- Akoègninou, A., van der Burg, W.J. & van der Maesen, L.J.G. (Editors), 2006. Flore analytique du Bénin. Backhuys Publishers, Leiden, Netherlands. 1034 pp.
- R. Sanogo, Département Médecine Traditionnelle (DMT), B.P. 1746, Bamako, Mali
Correct citation of this article
Sanogo, R., 2012. Guiera senegalensis J.F.Gmel. In: Schmelzer, G.H. & Gurib-Fakim, A. (Editors). Prota 11(2): Medicinal plants/Plantes médicinales 2. PROTA, Wageningen, Netherlands. Accessed 1 March 2020.

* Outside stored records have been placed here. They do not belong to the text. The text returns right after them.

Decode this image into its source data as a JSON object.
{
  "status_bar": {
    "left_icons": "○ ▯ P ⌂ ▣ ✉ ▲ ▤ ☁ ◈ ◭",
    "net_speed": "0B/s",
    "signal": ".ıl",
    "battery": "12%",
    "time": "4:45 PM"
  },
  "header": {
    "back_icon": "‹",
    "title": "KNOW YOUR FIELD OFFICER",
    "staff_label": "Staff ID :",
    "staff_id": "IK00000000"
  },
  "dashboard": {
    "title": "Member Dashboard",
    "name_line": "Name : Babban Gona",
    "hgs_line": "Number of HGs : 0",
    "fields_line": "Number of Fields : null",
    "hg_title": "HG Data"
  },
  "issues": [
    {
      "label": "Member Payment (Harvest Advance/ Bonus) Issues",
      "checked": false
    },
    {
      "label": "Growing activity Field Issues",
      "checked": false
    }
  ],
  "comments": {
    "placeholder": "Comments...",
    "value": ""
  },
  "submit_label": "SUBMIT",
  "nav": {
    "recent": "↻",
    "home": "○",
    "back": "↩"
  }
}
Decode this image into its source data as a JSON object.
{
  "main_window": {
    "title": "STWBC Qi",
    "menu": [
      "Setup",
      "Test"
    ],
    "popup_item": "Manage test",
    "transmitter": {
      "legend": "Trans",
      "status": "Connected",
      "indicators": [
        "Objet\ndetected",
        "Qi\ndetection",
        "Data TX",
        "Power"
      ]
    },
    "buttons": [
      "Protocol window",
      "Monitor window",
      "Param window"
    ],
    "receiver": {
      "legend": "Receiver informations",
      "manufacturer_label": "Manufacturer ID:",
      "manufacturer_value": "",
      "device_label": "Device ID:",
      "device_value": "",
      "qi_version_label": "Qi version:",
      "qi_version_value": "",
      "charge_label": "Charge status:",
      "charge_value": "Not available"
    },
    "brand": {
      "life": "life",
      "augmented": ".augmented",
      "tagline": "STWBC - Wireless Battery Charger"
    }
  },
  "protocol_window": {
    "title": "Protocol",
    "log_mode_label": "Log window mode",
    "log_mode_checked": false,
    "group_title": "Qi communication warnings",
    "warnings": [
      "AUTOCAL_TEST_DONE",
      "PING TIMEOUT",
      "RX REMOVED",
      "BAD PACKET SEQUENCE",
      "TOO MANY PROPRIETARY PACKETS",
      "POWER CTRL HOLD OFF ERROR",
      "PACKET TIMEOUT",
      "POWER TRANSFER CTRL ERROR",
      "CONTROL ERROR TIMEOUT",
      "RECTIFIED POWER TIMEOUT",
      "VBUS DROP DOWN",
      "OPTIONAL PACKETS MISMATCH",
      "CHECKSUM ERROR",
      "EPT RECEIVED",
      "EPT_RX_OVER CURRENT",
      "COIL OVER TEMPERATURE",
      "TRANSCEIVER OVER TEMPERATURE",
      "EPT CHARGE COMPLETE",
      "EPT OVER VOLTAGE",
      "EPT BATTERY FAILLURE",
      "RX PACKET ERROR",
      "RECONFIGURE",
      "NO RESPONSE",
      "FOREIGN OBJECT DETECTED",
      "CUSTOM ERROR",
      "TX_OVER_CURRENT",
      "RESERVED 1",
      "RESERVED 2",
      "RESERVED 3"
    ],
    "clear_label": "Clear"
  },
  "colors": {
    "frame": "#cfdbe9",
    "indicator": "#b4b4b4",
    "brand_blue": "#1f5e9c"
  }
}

- See this page on the Prota4U database.